**** STORED DATA ****
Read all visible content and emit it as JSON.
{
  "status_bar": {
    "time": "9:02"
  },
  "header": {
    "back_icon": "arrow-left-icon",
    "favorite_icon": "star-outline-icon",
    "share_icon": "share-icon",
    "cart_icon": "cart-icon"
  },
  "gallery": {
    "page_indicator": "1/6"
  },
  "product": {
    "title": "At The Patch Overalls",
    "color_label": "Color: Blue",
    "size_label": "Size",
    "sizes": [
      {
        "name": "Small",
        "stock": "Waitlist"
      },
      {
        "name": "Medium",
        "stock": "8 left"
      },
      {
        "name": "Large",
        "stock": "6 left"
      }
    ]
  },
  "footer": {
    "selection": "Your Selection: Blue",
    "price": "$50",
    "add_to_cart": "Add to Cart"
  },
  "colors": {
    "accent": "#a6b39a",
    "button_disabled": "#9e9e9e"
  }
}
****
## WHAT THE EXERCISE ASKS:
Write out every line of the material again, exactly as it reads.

## WORKED SOLUTION:
Read all visible content and emit it as JSON.
{
  "status_bar": {
    "time": "9:02"
  },
  "header": {
    "back_icon": "arrow-left-icon",
    "favorite_icon": "star-outline-icon",
    "share_icon": "share-icon",
    "cart_icon": "cart-icon"
  },
  "gallery": {
    "page_indicator": "1/6"
  },
  "product": {
    "title": "At The Patch Overalls",
    "color_label": "Color: Blue",
    "size_label": "Size",
    "sizes": [
      {
        "name": "Small",
        "stock": "Waitlist"
      },
      {
        "name": "Medium",
        "stock": "8 left"
      },
      {
        "name": "Large",
        "stock": "6 left"
      }
    ]
  },
  "footer": {
    "selection": "Your Selection: Blue",
    "price": "$50",
    "add_to_cart": "Add to Cart"
  },
  "colors": {
    "accent": "#a6b39a",
    "button_disabled": "#9e9e9e"
  }
}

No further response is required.